TASK BRIEF
Search the records for the string "account" and return each line that has it.

[Excerpts from an interface dataset]
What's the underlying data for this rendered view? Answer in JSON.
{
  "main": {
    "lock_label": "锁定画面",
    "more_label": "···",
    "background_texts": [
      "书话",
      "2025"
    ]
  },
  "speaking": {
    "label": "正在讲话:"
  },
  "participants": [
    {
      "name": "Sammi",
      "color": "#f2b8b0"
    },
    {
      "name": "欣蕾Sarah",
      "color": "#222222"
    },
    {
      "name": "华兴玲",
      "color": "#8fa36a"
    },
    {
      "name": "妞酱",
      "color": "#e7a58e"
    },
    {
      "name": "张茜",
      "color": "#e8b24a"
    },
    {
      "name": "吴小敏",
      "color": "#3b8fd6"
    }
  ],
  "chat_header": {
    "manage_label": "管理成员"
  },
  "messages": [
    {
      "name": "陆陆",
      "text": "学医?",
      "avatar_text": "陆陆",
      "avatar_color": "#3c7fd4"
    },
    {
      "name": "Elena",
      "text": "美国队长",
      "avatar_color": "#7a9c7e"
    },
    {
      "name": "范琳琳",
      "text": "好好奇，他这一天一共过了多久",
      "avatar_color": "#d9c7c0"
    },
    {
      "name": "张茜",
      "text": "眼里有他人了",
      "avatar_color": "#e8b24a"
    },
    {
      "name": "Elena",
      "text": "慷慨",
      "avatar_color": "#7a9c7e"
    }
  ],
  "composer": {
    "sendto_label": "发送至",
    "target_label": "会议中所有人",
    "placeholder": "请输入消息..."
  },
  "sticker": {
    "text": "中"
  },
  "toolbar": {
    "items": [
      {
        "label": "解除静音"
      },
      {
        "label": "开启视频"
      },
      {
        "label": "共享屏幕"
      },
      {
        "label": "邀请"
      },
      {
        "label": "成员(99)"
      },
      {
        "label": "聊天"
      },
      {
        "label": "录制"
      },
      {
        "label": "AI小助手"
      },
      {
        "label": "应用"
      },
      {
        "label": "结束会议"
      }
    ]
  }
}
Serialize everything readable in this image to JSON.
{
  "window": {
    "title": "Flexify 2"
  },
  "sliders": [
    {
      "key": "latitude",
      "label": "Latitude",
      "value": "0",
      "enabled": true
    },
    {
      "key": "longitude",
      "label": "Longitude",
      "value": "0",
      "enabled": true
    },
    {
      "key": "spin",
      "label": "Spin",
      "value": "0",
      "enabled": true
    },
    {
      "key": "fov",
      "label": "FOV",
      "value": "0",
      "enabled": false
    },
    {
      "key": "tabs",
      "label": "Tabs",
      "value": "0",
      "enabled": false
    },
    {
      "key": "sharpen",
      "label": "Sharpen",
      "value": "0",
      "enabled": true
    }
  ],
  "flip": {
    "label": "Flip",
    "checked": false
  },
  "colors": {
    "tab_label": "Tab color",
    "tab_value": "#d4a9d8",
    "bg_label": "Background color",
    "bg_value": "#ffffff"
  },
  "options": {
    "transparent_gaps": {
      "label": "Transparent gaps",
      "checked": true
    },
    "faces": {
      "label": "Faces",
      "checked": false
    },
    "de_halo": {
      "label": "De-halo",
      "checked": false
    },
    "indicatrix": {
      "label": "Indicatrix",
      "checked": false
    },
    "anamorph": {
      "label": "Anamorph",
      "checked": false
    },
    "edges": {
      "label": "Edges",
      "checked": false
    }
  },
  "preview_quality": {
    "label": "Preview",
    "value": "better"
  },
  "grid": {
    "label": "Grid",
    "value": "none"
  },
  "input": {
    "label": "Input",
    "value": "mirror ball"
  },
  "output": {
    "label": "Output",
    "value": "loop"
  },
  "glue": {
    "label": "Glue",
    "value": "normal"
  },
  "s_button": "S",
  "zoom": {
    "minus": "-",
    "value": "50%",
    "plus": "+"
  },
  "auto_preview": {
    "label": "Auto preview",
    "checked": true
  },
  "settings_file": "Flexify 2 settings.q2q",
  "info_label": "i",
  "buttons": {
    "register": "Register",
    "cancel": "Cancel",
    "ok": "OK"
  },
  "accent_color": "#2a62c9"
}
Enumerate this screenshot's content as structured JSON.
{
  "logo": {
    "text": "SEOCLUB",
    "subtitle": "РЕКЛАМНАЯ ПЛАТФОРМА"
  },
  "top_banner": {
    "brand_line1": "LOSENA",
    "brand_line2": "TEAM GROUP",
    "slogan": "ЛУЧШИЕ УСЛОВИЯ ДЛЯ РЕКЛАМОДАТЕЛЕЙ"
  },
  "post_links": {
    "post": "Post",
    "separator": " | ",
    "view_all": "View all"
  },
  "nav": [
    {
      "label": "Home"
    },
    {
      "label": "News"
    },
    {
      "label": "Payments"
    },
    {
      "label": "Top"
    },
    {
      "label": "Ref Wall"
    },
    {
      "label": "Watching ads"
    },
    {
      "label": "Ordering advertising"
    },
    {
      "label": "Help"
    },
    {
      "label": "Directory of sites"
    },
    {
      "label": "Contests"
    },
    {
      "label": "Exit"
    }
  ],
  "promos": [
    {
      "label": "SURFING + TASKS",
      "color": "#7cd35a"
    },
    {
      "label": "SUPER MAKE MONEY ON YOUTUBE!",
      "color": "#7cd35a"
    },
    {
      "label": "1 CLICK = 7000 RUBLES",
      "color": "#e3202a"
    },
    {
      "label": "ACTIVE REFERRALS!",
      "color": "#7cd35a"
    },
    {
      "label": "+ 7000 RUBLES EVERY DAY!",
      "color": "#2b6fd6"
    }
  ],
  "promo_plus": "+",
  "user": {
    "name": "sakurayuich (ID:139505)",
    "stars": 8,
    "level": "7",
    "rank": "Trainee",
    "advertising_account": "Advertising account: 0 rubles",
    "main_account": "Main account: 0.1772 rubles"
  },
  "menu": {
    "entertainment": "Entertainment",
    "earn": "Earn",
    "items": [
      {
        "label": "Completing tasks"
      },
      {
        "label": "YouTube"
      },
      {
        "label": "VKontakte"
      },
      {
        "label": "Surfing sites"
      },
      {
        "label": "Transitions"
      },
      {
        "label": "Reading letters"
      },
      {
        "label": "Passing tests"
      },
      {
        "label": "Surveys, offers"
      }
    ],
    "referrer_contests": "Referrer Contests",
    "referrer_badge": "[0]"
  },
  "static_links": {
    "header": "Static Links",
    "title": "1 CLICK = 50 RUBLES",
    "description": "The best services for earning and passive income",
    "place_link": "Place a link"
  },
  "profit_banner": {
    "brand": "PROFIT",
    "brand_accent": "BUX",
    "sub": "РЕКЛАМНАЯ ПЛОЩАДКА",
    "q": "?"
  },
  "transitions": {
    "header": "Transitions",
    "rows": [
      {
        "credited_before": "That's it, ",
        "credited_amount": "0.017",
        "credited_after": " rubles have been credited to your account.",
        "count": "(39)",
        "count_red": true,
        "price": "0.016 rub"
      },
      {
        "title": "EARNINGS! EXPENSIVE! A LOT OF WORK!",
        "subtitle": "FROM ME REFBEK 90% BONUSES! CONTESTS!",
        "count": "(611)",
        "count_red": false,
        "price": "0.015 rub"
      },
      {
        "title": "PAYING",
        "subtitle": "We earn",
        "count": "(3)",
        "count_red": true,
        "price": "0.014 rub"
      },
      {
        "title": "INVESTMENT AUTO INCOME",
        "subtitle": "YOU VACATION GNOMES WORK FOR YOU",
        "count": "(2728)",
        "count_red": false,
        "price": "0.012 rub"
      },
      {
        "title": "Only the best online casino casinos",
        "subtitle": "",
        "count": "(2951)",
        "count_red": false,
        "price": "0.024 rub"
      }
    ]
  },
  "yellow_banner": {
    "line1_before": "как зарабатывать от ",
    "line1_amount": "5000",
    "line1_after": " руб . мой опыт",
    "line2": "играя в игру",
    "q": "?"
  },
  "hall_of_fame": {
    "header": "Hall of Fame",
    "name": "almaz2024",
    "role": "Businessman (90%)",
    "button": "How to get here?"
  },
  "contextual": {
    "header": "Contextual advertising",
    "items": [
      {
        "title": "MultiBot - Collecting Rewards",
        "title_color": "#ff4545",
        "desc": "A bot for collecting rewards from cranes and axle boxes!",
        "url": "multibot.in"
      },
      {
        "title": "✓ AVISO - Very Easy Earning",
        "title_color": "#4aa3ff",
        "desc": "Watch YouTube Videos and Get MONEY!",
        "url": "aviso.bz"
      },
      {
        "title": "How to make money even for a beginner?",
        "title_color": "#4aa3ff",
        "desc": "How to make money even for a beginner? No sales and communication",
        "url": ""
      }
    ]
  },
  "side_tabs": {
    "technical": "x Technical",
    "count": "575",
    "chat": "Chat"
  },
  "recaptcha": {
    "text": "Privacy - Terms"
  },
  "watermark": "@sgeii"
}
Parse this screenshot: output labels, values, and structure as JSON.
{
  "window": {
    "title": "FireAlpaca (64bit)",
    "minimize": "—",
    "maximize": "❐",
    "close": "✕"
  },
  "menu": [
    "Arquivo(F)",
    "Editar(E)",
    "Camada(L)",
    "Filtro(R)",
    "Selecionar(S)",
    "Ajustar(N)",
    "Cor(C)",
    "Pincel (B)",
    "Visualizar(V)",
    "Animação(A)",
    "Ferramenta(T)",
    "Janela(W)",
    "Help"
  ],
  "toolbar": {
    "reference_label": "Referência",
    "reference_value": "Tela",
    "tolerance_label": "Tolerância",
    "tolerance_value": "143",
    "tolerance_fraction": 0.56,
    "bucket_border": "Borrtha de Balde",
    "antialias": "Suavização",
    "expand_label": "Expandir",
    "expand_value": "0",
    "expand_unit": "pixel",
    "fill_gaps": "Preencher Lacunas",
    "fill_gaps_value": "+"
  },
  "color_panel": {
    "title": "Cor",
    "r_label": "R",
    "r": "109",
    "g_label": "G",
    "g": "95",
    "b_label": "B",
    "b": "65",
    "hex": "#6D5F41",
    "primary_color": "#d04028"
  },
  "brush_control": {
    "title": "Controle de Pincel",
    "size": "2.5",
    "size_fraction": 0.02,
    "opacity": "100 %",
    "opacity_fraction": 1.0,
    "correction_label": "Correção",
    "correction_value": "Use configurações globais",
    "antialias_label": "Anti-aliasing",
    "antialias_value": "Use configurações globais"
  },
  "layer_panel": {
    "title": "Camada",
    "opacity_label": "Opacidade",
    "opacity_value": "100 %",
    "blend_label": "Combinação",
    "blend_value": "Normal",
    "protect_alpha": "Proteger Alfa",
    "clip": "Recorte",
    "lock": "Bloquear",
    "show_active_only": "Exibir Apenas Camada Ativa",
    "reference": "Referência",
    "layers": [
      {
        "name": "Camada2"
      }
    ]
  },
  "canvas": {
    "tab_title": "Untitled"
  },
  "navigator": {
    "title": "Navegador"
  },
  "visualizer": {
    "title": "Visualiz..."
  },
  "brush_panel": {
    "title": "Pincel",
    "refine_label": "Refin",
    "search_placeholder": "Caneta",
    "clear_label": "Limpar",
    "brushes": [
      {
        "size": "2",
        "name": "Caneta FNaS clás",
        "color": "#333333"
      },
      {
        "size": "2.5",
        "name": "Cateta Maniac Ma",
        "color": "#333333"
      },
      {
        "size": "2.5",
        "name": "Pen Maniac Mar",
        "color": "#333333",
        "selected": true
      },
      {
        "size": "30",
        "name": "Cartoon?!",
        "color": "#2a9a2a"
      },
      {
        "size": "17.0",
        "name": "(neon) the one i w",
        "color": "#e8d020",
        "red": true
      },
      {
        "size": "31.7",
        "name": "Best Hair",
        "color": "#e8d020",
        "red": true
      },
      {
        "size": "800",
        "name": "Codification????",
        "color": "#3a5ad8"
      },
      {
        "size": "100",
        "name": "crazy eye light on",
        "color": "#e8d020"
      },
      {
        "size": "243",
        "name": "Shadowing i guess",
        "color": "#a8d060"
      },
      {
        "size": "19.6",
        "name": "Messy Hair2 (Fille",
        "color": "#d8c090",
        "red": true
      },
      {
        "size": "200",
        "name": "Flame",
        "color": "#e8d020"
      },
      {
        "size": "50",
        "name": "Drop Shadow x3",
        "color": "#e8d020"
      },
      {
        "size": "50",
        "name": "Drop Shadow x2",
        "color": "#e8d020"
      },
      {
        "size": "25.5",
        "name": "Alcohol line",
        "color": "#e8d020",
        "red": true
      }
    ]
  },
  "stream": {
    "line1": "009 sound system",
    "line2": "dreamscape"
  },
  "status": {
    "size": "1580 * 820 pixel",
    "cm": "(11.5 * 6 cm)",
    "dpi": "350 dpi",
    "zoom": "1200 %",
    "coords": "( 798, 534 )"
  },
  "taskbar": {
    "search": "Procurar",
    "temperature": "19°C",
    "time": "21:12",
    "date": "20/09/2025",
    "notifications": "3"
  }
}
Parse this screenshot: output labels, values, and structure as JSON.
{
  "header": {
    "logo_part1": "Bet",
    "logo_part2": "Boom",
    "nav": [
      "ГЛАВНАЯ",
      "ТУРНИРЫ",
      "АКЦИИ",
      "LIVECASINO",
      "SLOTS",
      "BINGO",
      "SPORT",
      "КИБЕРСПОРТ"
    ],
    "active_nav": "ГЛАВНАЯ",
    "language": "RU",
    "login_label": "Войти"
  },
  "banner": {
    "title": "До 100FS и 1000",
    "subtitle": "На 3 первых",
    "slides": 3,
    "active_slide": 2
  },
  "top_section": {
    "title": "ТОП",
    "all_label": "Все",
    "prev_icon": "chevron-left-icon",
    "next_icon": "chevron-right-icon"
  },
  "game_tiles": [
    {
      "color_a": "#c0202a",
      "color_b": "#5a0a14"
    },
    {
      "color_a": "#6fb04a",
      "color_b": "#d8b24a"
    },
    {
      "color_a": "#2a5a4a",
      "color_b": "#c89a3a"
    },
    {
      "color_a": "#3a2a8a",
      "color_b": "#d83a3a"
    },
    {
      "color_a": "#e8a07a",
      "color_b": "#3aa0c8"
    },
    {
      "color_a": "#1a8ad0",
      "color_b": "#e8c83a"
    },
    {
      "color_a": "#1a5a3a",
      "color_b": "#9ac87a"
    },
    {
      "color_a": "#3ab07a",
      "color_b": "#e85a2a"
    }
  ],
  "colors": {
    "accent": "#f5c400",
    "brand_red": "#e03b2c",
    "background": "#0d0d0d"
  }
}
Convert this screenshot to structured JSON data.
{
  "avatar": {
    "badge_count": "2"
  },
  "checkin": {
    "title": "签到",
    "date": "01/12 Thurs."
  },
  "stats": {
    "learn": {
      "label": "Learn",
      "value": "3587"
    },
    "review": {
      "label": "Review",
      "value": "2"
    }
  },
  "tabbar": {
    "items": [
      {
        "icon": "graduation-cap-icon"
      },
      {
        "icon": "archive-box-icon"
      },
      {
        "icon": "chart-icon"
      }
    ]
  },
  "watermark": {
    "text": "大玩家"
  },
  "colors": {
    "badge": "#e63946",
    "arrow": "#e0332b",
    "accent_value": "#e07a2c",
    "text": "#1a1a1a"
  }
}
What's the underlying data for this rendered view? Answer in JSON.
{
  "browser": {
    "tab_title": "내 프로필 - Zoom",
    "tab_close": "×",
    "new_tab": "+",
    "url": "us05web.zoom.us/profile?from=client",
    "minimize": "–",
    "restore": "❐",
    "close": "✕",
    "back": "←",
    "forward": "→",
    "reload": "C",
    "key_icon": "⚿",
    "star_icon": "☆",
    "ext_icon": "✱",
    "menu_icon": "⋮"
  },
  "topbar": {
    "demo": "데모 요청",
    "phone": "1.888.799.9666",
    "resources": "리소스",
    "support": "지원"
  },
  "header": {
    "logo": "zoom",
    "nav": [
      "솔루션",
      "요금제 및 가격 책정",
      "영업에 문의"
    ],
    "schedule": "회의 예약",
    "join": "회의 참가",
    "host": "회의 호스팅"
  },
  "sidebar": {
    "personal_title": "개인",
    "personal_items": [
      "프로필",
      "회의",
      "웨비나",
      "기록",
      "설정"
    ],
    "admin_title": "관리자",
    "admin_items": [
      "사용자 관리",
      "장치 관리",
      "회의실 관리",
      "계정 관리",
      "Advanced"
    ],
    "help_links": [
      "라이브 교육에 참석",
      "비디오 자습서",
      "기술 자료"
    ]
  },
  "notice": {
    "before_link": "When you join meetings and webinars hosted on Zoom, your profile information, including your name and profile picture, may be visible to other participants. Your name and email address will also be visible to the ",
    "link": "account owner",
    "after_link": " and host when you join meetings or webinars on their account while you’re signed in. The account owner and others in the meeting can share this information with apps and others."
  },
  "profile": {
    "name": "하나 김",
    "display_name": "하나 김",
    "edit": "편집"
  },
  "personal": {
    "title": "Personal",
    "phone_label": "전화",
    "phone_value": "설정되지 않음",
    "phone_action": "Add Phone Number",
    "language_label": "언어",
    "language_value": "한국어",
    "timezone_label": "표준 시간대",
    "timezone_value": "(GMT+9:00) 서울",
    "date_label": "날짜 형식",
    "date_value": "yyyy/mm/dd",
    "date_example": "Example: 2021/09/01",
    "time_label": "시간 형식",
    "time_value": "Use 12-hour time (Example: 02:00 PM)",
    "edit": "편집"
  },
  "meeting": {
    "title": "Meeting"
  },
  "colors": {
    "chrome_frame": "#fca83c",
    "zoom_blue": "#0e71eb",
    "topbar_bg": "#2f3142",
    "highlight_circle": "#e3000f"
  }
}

ANSWER TO THE EXERCISE
    "advertising_account": "Advertising account: 0 rubles",
    "main_account": "Main account: 0.1772 rubles"
        "credited_after": " rubles have been credited to your account.",
    "link": "account owner",
    "after_link": " and host when you join meetings or webinars on their account while you’re signed in. The account owner and others in the meeting can share this information with apps and others."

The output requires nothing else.